BY: Victoria Heath
It’s 10 a.m., and you’ve been catching waves since sunrise. You lick the saltwater off your lips and rub your shoulder. It’s sore, but that’s just proof you’ve accomplished something. A week ago, you couldn’t even stand up on your board while it sat on the beach. Today, you’re riding waves like Jimmy Buffet.
Did he surf? You don’t know and you don’t care—because you surf. Last Friday you were sitting in a suffocating office listening to Sheryl talk about her cat’s first birthday party. By Saturday night, you had booked your flight to Costa Rica. Sure, your friends thought you were having a mid-life crisis at 28, but you needed a break.
You needed to recharge your mind, body and soul. You needed surf camp.
Now you’re chatting with your instructor (a Hemsworth look-a-like) during the day and salsa dancing with your bunkmates at night. Your skin constantly smells like a mix of cocoa butter and Aveno sunscreen. You’ve had sand in your hair since Monday, and all of your clothes stink of tequila and sweat. But you don’t care, because you needed this.
Surf Camp: The Vacation You Never Knew You Needed.
These camps started popping up in the 1990s mainly in Portugal, but now they’re in many countries, including Australia, Philippines, Costa Rica and even Morocco. (SurferToday has a great list to peruse.)
Most surf camps offer all-inclusive packages at various prices and levels, and campers usually stay anywhere from five days to eight weeks, either in private accommodations or shared rooms. Want to go solo? Cool, you can make friends from all over the world. Most campers are not only there to learn how to surf, but to also meet new people, travel and enjoy the local nightlife. Or maybe you’ve got a friend who also needs a break—bring them too.

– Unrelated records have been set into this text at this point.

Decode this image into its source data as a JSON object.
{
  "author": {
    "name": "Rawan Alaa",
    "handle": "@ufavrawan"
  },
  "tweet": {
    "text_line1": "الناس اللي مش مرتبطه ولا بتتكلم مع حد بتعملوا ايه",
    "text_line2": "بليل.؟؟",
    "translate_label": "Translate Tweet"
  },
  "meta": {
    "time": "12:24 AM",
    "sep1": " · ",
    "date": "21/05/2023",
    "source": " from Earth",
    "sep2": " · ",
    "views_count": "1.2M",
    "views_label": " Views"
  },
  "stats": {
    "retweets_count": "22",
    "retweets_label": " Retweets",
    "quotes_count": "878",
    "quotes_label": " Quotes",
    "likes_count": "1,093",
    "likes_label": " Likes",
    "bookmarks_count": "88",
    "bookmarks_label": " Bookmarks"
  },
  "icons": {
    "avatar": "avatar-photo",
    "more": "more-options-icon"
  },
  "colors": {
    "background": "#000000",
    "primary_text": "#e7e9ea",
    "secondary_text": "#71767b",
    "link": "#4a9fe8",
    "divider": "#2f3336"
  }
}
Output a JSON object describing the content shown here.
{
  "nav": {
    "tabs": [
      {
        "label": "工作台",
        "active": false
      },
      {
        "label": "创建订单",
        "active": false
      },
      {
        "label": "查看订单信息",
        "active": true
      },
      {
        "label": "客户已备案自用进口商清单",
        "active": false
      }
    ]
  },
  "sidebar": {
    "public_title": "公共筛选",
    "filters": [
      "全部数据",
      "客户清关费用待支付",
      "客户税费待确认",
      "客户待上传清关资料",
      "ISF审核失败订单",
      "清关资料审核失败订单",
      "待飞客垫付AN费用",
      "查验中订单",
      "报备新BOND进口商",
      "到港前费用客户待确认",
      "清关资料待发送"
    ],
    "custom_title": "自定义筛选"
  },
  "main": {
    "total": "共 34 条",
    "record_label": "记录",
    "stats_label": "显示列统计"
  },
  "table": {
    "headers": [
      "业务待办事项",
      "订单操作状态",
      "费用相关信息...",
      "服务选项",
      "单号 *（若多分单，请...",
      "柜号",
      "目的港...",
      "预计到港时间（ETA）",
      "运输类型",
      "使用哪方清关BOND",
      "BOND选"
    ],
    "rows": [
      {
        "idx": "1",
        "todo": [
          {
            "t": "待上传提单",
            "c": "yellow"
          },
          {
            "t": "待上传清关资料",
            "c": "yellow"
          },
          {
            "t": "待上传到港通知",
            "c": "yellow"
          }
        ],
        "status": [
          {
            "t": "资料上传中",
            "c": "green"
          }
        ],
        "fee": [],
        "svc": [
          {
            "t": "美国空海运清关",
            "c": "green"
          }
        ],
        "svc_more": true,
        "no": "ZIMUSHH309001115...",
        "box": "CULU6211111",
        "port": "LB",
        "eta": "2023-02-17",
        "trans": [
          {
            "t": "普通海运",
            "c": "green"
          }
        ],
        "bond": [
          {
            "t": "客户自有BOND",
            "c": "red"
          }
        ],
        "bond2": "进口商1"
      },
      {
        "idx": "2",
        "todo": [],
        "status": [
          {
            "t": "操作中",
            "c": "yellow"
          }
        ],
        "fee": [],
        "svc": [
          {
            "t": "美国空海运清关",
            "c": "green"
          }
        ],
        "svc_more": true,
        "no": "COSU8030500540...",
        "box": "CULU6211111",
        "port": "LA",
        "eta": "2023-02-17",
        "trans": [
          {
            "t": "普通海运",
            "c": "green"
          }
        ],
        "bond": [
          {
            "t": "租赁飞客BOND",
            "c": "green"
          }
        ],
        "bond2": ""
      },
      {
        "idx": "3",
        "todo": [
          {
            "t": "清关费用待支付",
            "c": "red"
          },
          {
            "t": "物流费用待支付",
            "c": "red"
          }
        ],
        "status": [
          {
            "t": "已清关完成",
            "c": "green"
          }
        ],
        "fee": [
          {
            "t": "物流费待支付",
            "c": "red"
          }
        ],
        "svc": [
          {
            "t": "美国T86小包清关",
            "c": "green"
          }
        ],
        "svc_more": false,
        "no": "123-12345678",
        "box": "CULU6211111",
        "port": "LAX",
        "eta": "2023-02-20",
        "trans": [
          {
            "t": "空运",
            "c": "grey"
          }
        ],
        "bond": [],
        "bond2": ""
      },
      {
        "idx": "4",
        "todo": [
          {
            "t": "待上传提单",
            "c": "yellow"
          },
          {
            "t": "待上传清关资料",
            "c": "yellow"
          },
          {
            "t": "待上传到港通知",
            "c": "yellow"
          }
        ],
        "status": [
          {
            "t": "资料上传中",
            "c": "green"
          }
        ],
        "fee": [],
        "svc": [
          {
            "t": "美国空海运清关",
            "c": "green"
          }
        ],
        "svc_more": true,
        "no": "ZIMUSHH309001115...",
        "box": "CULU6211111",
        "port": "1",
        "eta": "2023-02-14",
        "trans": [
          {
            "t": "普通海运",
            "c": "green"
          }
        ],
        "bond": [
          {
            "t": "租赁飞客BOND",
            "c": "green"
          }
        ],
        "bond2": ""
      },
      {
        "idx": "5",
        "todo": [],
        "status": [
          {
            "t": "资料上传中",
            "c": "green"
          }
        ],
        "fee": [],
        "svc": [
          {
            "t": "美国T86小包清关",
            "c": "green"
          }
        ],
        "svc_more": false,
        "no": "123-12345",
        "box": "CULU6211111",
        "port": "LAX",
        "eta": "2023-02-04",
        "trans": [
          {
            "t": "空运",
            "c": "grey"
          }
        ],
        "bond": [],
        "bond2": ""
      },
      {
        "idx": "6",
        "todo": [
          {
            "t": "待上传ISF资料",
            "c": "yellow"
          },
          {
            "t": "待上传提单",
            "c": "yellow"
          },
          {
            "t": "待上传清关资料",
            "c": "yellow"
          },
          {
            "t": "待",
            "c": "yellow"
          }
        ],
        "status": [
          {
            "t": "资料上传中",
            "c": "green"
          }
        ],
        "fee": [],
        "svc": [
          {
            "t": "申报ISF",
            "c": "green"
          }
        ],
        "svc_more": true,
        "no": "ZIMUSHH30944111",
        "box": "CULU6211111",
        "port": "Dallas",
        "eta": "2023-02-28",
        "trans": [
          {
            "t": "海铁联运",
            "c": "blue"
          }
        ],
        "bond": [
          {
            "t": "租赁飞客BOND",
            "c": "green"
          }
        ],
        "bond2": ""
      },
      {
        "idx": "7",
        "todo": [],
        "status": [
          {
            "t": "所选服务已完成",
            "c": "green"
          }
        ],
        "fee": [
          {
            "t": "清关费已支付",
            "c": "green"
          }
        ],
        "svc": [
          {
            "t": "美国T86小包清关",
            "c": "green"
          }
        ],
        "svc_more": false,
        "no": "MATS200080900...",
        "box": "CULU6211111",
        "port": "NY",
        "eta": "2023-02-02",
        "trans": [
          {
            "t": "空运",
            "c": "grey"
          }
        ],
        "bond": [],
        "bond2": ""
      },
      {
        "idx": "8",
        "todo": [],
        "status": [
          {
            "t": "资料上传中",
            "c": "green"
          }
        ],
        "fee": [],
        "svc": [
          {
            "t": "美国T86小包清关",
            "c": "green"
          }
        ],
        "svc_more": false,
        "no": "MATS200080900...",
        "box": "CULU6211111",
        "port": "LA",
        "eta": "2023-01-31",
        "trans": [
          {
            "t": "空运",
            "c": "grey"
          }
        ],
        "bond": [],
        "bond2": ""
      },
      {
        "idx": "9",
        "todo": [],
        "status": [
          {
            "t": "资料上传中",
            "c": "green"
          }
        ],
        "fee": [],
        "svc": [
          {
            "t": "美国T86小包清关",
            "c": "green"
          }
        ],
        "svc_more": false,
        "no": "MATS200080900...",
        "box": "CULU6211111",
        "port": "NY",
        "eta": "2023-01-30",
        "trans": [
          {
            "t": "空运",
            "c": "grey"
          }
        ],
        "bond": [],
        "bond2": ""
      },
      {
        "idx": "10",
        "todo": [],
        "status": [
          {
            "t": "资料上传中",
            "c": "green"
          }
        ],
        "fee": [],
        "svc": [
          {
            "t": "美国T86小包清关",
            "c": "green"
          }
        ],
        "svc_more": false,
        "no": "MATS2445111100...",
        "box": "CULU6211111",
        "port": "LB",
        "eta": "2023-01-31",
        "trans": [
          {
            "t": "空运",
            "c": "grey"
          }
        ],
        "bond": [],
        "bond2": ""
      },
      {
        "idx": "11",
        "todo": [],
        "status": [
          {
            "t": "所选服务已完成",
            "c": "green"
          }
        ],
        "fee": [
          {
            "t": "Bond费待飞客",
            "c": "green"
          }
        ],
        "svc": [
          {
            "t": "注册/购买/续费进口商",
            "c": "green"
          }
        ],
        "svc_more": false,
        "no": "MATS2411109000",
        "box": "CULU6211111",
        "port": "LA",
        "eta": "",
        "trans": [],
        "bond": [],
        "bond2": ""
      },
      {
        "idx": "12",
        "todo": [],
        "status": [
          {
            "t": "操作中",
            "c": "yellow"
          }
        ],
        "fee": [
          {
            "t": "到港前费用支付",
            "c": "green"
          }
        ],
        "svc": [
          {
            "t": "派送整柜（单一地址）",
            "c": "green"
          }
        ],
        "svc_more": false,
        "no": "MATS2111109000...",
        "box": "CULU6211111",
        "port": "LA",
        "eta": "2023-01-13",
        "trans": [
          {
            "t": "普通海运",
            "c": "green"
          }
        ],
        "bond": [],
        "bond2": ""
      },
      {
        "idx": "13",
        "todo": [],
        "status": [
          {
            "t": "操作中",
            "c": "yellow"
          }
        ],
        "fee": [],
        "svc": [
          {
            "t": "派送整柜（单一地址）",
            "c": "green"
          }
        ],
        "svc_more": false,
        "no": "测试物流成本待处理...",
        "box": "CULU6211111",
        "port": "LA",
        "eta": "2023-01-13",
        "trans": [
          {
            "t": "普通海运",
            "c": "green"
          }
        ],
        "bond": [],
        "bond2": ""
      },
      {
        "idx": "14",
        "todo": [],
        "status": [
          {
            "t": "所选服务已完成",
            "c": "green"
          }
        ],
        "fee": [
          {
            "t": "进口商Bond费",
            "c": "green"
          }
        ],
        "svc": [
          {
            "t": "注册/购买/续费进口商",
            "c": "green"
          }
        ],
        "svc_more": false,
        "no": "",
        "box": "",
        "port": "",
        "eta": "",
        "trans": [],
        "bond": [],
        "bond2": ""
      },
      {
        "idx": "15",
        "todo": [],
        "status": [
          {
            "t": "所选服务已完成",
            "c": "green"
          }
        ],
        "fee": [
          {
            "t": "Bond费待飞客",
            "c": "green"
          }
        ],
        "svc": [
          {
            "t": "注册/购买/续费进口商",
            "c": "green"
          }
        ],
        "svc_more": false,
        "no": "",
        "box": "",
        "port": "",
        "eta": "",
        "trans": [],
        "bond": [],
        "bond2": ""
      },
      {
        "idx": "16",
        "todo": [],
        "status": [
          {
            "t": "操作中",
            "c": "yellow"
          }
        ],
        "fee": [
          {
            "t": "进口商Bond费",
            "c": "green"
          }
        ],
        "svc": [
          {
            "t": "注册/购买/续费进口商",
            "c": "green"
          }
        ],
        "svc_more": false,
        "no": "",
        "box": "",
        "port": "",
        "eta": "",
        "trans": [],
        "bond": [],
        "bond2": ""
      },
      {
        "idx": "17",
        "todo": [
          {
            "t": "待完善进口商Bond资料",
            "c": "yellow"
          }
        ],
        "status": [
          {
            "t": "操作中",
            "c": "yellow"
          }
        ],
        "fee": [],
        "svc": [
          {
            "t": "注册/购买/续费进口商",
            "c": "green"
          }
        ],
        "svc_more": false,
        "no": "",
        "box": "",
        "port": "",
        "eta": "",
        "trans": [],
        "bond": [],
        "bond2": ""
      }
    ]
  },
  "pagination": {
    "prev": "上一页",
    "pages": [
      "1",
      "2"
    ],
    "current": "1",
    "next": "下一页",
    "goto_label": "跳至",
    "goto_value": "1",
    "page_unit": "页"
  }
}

Of course, there are some things to keep in mind before you make an impromptu decision. Dominical Waverider suggests potential campers ensure that the surfing instructors are certified. You don’t want to learn how to surf from an instructor who doesn’t know first aid. It’s also important to consider how much one-on-one time you want during lessons. So find out the student-to-teacher ratio. Probably most important, however, is learning what the surf spots are like. If you’re a beginner, surfing on the Banzai Pipeline in Hawaii, one of the most dangerous spots in the world, isn’t your best bet. One of the more popular spots for beginners is Costa Rica’s Shaka Beach Retreat. Check it out here.
Ultimately, surf camp isn’t just a vacation. It’s a unique chance to accomplish something while having the time of your life. You’ll return recharged and discover with a new passion.
Like the legendary surfer Kelly Slater once said, “It’s like the mafia. Once you’re in—you’re in. There’s no getting out.”